As the Minister said, the Committee and Report stages of the Bill have brought about some considerable improvements in the Bill. The most significant amendment that we carried in Committee was, I think, in regard to clause 35(2), where we dealt with the problem of foreign competition, whereby the free use of banking names was available to some branches of foreign businesses. By carrying that amendment in Committee I think that we have redressed the balance in favour of British-based firms in the banking sector. That was a useful amendment to have carried. Government amendments have also been tabled, and I am sure that the arguments so excellently advanced by my hon. Friends, as well as the representations which were made, have played a strong part in bringing this about.
The main amendments were, first, the amendment to clause 35, as it then was, now clause 36, on banking services. That, as I said earlier, although not going as far as I or many other hon. Members outside this place would think necessary, 1262 is a considerable improvement for the licensed deposit-taking sector as compared with the way in which the Bill was first drafted. There was also the new clause, which is now clause 33, regarding the tax treatment of contributions to the deposit protection fund.
That was a matter which had caused anxiety to the banks, which felt that they might have to make their initial contributions to the fund without their being tax-deductible. It has, indeed, lessened the irritation felt by many banks that they have to have a physical fund as well as a strong system of supervision, backed up by guarantees of enormous figures, running into hundreds of millions of pounds. The fact that the contributions are now tax-deductible lessens that irritation. I do not feel that it was necessary to have a fund, but that was not the main point at issue, and we do not dispute that there should be the deposit protection scheme. It was a matter of the technical arrangements which involved the need for a fund.
We debated earlier today the matter of the Giro, and there was a close vote on that. There is a difference of emphasis between the two sides here, and I am sorry that, after further reflection, the Government still find themselves unable to put the Giro exactly on to all fours with institutions in the private sector. We have had that debate already and I do not, of course, wish to repeat it at this hour.
I should like to say a further word on what seems to be the main continuing problem raised by the Bill—the difficulty, for those who will fall into the licensed sector, with the restriction on banking names, discussed this evening under amendment No. 19.

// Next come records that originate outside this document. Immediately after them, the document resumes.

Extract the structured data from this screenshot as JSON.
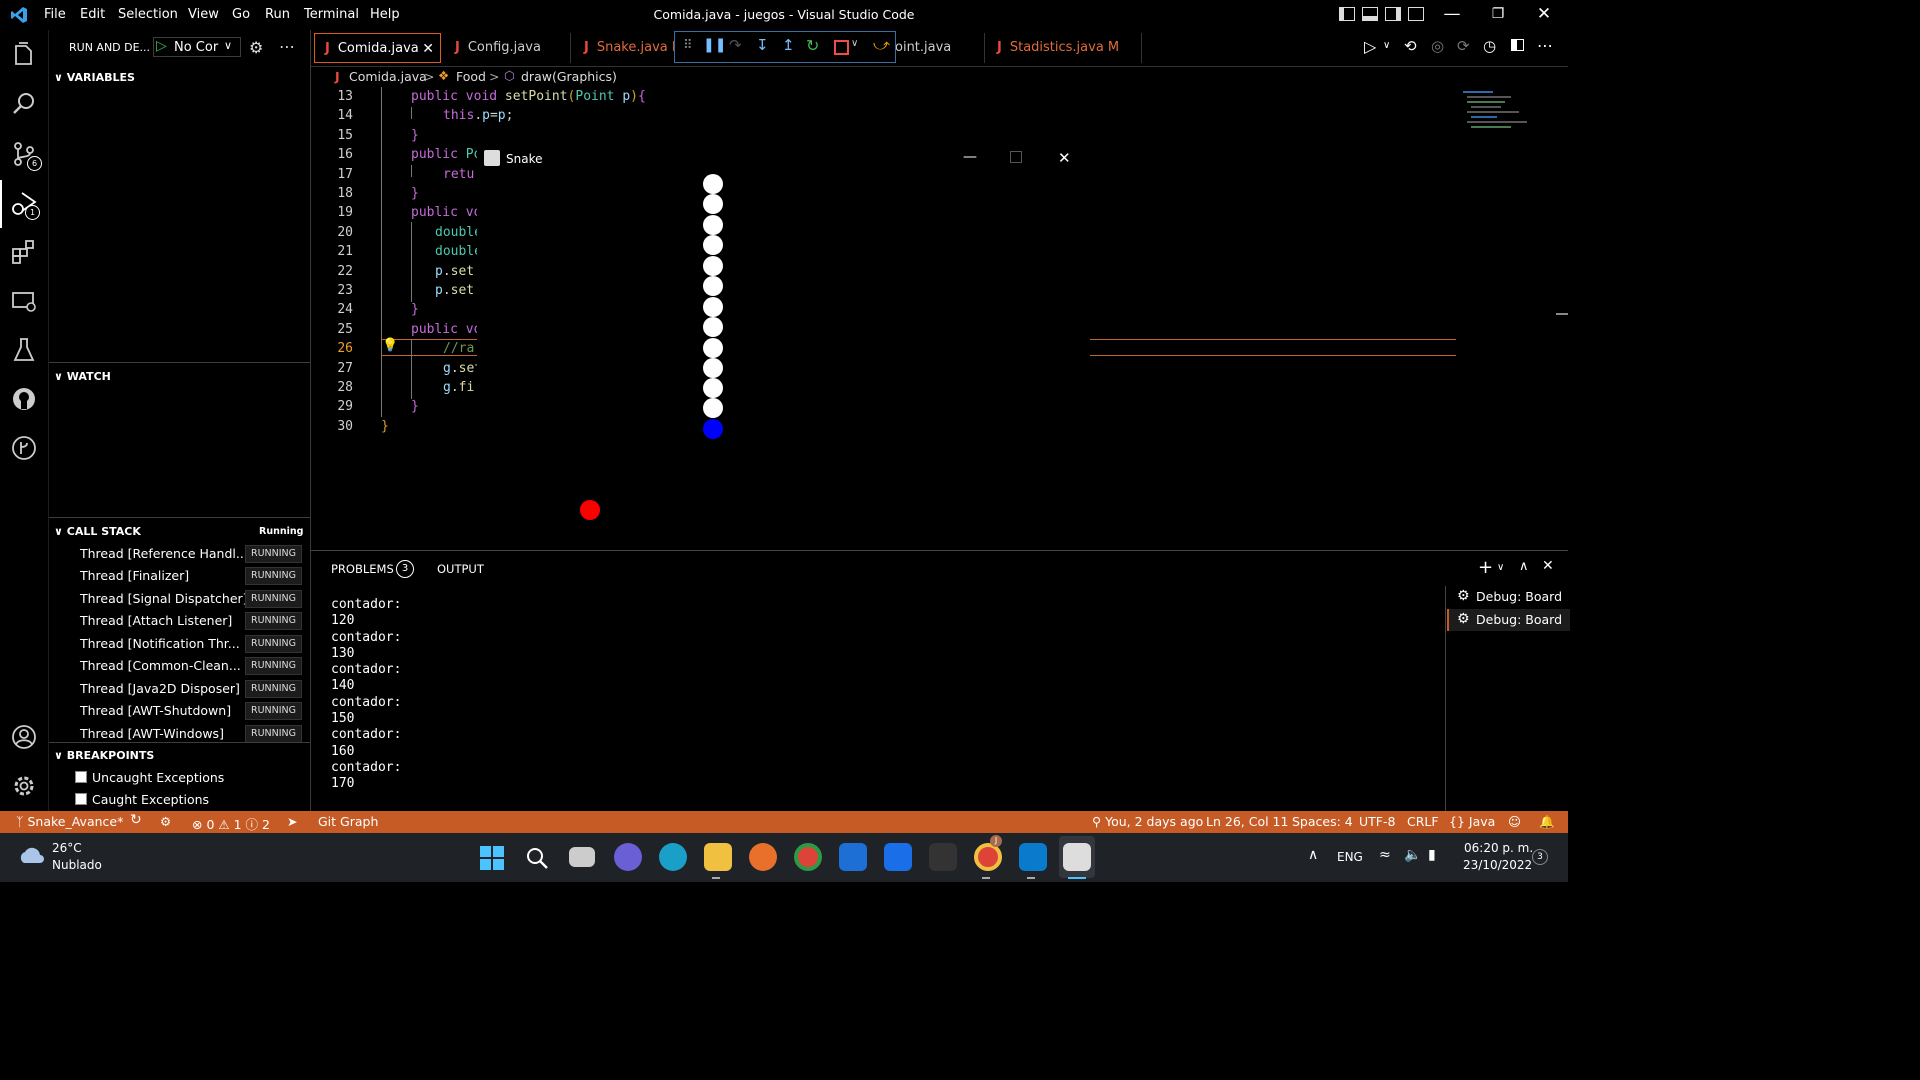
{
  "menu": [
    "File",
    "Edit",
    "Selection",
    "View",
    "Go",
    "Run",
    "Terminal",
    "Help"
  ],
  "window_title": "Comida.java - juegos - Visual Studio Code",
  "sidebar": {
    "header": "RUN AND DE...",
    "config_select": "No Cor",
    "variables": "VARIABLES",
    "watch": "WATCH",
    "call_stack": "CALL STACK",
    "call_stack_state": "Running",
    "threads": [
      {
        "name": "Thread [Reference Handl...",
        "state": "RUNNING"
      },
      {
        "name": "Thread [Finalizer]",
        "state": "RUNNING"
      },
      {
        "name": "Thread [Signal Dispatcher]",
        "state": "RUNNING"
      },
      {
        "name": "Thread [Attach Listener]",
        "state": "RUNNING"
      },
      {
        "name": "Thread [Notification Thr...",
        "state": "RUNNING"
      },
      {
        "name": "Thread [Common-Clean...",
        "state": "RUNNING"
      },
      {
        "name": "Thread [Java2D Disposer]",
        "state": "RUNNING"
      },
      {
        "name": "Thread [AWT-Shutdown]",
        "state": "RUNNING"
      },
      {
        "name": "Thread [AWT-Windows]",
        "state": "RUNNING"
      }
    ],
    "breakpoints": "BREAKPOINTS",
    "bp_items": [
      "Uncaught Exceptions",
      "Caught Exceptions"
    ]
  },
  "activity_badges": {
    "source_control": "6",
    "run_debug": "1"
  },
  "tabs": [
    {
      "label": "Comida.java",
      "active": true
    },
    {
      "label": "Config.java"
    },
    {
      "label": "Snake.java M"
    },
    {
      "label": "oint.java"
    },
    {
      "label": "Stadistics.java M"
    }
  ],
  "breadcrumb": {
    "file": "Comida.java",
    "class": "Food",
    "method": "draw(Graphics)"
  },
  "code_lines": [
    {
      "n": "13",
      "parts": [
        [
          "kw",
          "public void "
        ],
        [
          "fn",
          "setPoint"
        ],
        [
          "br",
          "("
        ],
        [
          "ty",
          "Point "
        ],
        [
          "pa",
          "p"
        ],
        [
          "br",
          ")"
        ],
        [
          "kw",
          "{"
        ]
      ]
    },
    {
      "n": "14",
      "parts": [
        [
          "kw",
          "this"
        ],
        [
          "op",
          "."
        ],
        [
          "pa",
          "p"
        ],
        [
          "op",
          "="
        ],
        [
          "pa",
          "p"
        ],
        [
          "op",
          ";"
        ]
      ]
    },
    {
      "n": "15",
      "parts": [
        [
          "kw",
          "}"
        ]
      ]
    },
    {
      "n": "16",
      "parts": [
        [
          "kw",
          "public "
        ],
        [
          "ty",
          "Po"
        ]
      ]
    },
    {
      "n": "17",
      "parts": [
        [
          "kw",
          "retu"
        ]
      ]
    },
    {
      "n": "18",
      "parts": [
        [
          "kw",
          "}"
        ]
      ]
    },
    {
      "n": "19",
      "parts": [
        [
          "kw",
          "public "
        ],
        [
          "kw",
          "vo"
        ]
      ]
    },
    {
      "n": "20",
      "parts": [
        [
          "ty",
          "double"
        ]
      ]
    },
    {
      "n": "21",
      "parts": [
        [
          "ty",
          "double"
        ]
      ]
    },
    {
      "n": "22",
      "parts": [
        [
          "pa",
          "p"
        ],
        [
          "op",
          "."
        ],
        [
          "fn",
          "set"
        ]
      ]
    },
    {
      "n": "23",
      "parts": [
        [
          "pa",
          "p"
        ],
        [
          "op",
          "."
        ],
        [
          "fn",
          "set"
        ]
      ]
    },
    {
      "n": "24",
      "parts": [
        [
          "kw",
          "}"
        ]
      ]
    },
    {
      "n": "25",
      "parts": [
        [
          "kw",
          "public "
        ],
        [
          "kw",
          "vo"
        ]
      ]
    },
    {
      "n": "26",
      "parts": [
        [
          "cm",
          "//ra"
        ]
      ]
    },
    {
      "n": "27",
      "parts": [
        [
          "pa",
          "g"
        ],
        [
          "op",
          "."
        ],
        [
          "fn",
          "set"
        ]
      ]
    },
    {
      "n": "28",
      "parts": [
        [
          "pa",
          "g"
        ],
        [
          "op",
          "."
        ],
        [
          "fn",
          "fi"
        ]
      ]
    },
    {
      "n": "29",
      "parts": [
        [
          "kw",
          "}"
        ]
      ]
    },
    {
      "n": "30",
      "parts": [
        [
          "br",
          "}"
        ]
      ]
    }
  ],
  "snake_window": {
    "title": "Snake"
  },
  "panel": {
    "tab_problems": "PROBLEMS",
    "problems_count": "3",
    "tab_output": "OUTPUT",
    "terminal_lines": [
      "contador:",
      "120",
      "contador:",
      "130",
      "contador:",
      "140",
      "contador:",
      "150",
      "contador:",
      "160",
      "contador:",
      "170"
    ],
    "terminals": [
      "Debug: Board",
      "Debug: Board"
    ]
  },
  "status": {
    "branch": "Snake_Avance*",
    "errors": "0",
    "warnings": "1",
    "infos": "2",
    "git_graph": "Git Graph",
    "blame": "You, 2 days ago",
    "position": "Ln 26, Col 11",
    "spaces": "Spaces: 4",
    "encoding": "UTF-8",
    "eol": "CRLF",
    "language": "Java"
  },
  "taskbar": {
    "temp": "26°C",
    "weather": "Nublado",
    "lang": "ENG",
    "time": "06:20 p. m.",
    "date": "23/10/2022",
    "notif": "3",
    "chrome_badge": "J"
  }
}
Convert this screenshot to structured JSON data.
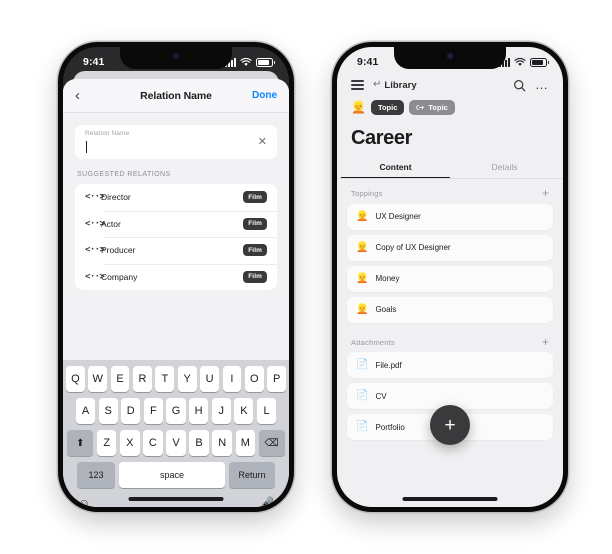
{
  "left_phone": {
    "status_bar": {
      "time": "9:41"
    },
    "nav": {
      "back_icon": "chevron-left-icon",
      "title": "Relation Name",
      "done_label": "Done"
    },
    "input": {
      "floating_label": "Relation Name",
      "value": "",
      "placeholder": "",
      "clear_icon": "close-x-icon"
    },
    "section_label": "SUGGESTED RELATIONS",
    "suggestions": [
      {
        "icon": "relation-icon",
        "glyph": "<··>",
        "name": "Director",
        "chip": "Film"
      },
      {
        "icon": "relation-icon",
        "glyph": "<··>",
        "name": "Actor",
        "chip": "Film"
      },
      {
        "icon": "relation-icon",
        "glyph": "<··>",
        "name": "Producer",
        "chip": "Film"
      },
      {
        "icon": "relation-icon",
        "glyph": "<··>",
        "name": "Company",
        "chip": "Film"
      }
    ],
    "keyboard": {
      "row1": [
        "Q",
        "W",
        "E",
        "R",
        "T",
        "Y",
        "U",
        "I",
        "O",
        "P"
      ],
      "row2": [
        "A",
        "S",
        "D",
        "F",
        "G",
        "H",
        "J",
        "K",
        "L"
      ],
      "row3": [
        "Z",
        "X",
        "C",
        "V",
        "B",
        "N",
        "M"
      ],
      "shift_icon": "shift-up-icon",
      "backspace_icon": "backspace-icon",
      "numbers_label": "123",
      "space_label": "space",
      "return_label": "Return",
      "emoji_icon": "emoji-smiley-icon",
      "mic_icon": "microphone-icon"
    }
  },
  "right_phone": {
    "status_bar": {
      "time": "9:41"
    },
    "header": {
      "menu_icon": "hamburger-menu-icon",
      "breadcrumb_icon": "arrow-down-curve-icon",
      "breadcrumb_label": "Library",
      "search_icon": "search-icon",
      "more_icon": "more-horizontal-icon"
    },
    "badges": {
      "avatar_emoji": "👱",
      "items": [
        {
          "label": "Topic",
          "style": "dark",
          "icon": null
        },
        {
          "label": "Topic",
          "style": "grey",
          "icon": "link-chain-icon"
        }
      ]
    },
    "page_title": "Career",
    "tabs": [
      {
        "label": "Content",
        "active": true
      },
      {
        "label": "Details",
        "active": false
      }
    ],
    "sections": [
      {
        "title": "Toppings",
        "add_icon": "plus-icon",
        "items": [
          {
            "icon": "person-emoji",
            "emoji": "👱",
            "name": "UX Designer"
          },
          {
            "icon": "person-emoji",
            "emoji": "👱",
            "name": "Copy of UX Designer"
          },
          {
            "icon": "person-emoji",
            "emoji": "👱",
            "name": "Money"
          },
          {
            "icon": "person-emoji",
            "emoji": "👱",
            "name": "Goals"
          }
        ]
      },
      {
        "title": "Attachments",
        "add_icon": "plus-icon",
        "items": [
          {
            "icon": "document-icon",
            "name": "File.pdf"
          },
          {
            "icon": "document-icon",
            "name": "CV"
          },
          {
            "icon": "document-icon",
            "name": "Portfolio"
          }
        ]
      }
    ],
    "fab": {
      "icon": "plus-icon",
      "label": "+"
    }
  }
}
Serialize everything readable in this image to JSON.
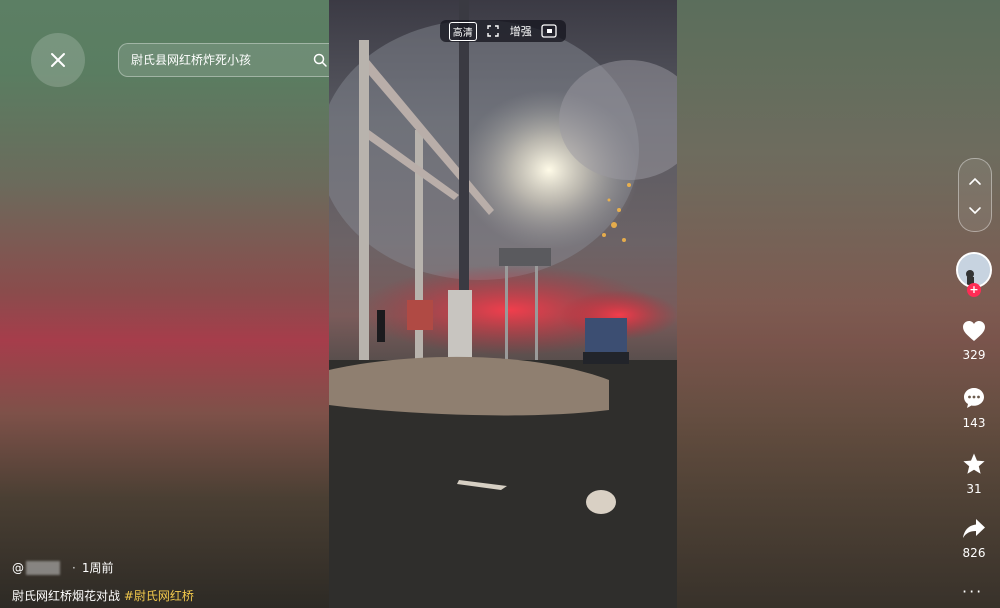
{
  "search": {
    "placeholder": "尉氏县网红桥炸死小孩",
    "button_label": "搜索"
  },
  "toolbar": {
    "items": [
      {
        "label": "高清",
        "icon": "quality-icon"
      },
      {
        "label": "",
        "icon": "fullscreen-icon"
      },
      {
        "label": "增强",
        "icon": "enhance-icon"
      },
      {
        "label": "",
        "icon": "picture-in-picture-icon"
      }
    ]
  },
  "post": {
    "author_prefix": "@",
    "time": "1周前",
    "title": "尉氏网红桥烟花对战",
    "hashtag": "#尉氏网红桥"
  },
  "actions": {
    "likes": "329",
    "comments": "143",
    "favorites": "31",
    "shares": "826",
    "more": "···"
  },
  "colors": {
    "like_active": "#ffffff",
    "follow_badge": "#fe2c55",
    "hashtag": "#f2c94c"
  }
}
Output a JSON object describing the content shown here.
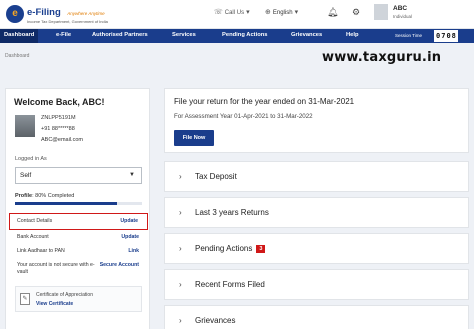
{
  "header": {
    "logo_title": "e-Filing",
    "logo_tagline": "Anywhere Anytime",
    "logo_subtitle": "Income Tax Department, Government of India",
    "call_us": "Call Us",
    "language": "English",
    "user_name": "ABC",
    "user_type": "Individual"
  },
  "nav": {
    "items": [
      {
        "label": "Dashboard"
      },
      {
        "label": "e-File"
      },
      {
        "label": "Authorised Partners"
      },
      {
        "label": "Services"
      },
      {
        "label": "Pending Actions"
      },
      {
        "label": "Grievances"
      },
      {
        "label": "Help"
      }
    ],
    "session_label": "Session Time",
    "session_digits": [
      "0",
      "7",
      "0",
      "8"
    ],
    "accent": "#1a3d8c"
  },
  "breadcrumb": "Dashboard",
  "watermark": "www.taxguru.in",
  "profile": {
    "welcome": "Welcome Back, ABC!",
    "pan": "ZNLPP5191M",
    "mobile": "+91 88*****88",
    "email": "ABC@email.com",
    "logged_in_label": "Logged in As",
    "role": "Self",
    "profile_label": "Profile",
    "profile_completion_text": ": 80% Completed",
    "profile_completion_pct": 80,
    "rows": {
      "contact": {
        "label": "Contact Details",
        "action": "Update"
      },
      "bank": {
        "label": "Bank Account",
        "action": "Update"
      },
      "aadhaar": {
        "label": "Link Aadhaar to PAN",
        "action": "Link"
      },
      "secure": {
        "label": "Your account is not secure with e-vault",
        "action": "Secure Account"
      }
    },
    "certificate_title": "Certificate of Appreciation",
    "certificate_link": "View Certificate",
    "highlight_color": "#d01818"
  },
  "file_return": {
    "title": "File your return for the year ended on 31-Mar-2021",
    "subtitle": "For Assessment Year 01-Apr-2021 to 31-Mar-2022",
    "button": "File Now"
  },
  "accordions": {
    "tax_deposit": "Tax Deposit",
    "last_returns": "Last 3 years Returns",
    "pending_actions": "Pending Actions",
    "pending_count": "3",
    "recent_forms": "Recent Forms Filed",
    "grievances": "Grievances"
  }
}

I said in Committee—I repeat it now—that we realise that one has to have different tiers or categories whatever supervisory system is brought in. We have a two-tier system—
§ It being Ten o'clock, the debate stood adjourned.
§ Question again proposed.1263
§ Mr. Ian Stewart
We recognise that some form of categorisation is essential if we are to have a system of banking supervision. In the Bill as it stands, there is a two-tier system. Although doubts were expressed on Second Reading, that is the system with which we have had to deal.
I think that it is perfectly acceptable [...] have two tiers for the purposes of supervision, but not for names and terminology. We have been over this ground earlier on amendment No. 19. I do not wish to repeat the arguments. However, I think that it may cause serious difficulties, perhaps in some cases a crippling handicap, to the business of certain licensed deposit-takers. The alternative to that is that the Bill may well be flouted in regard to this important pro-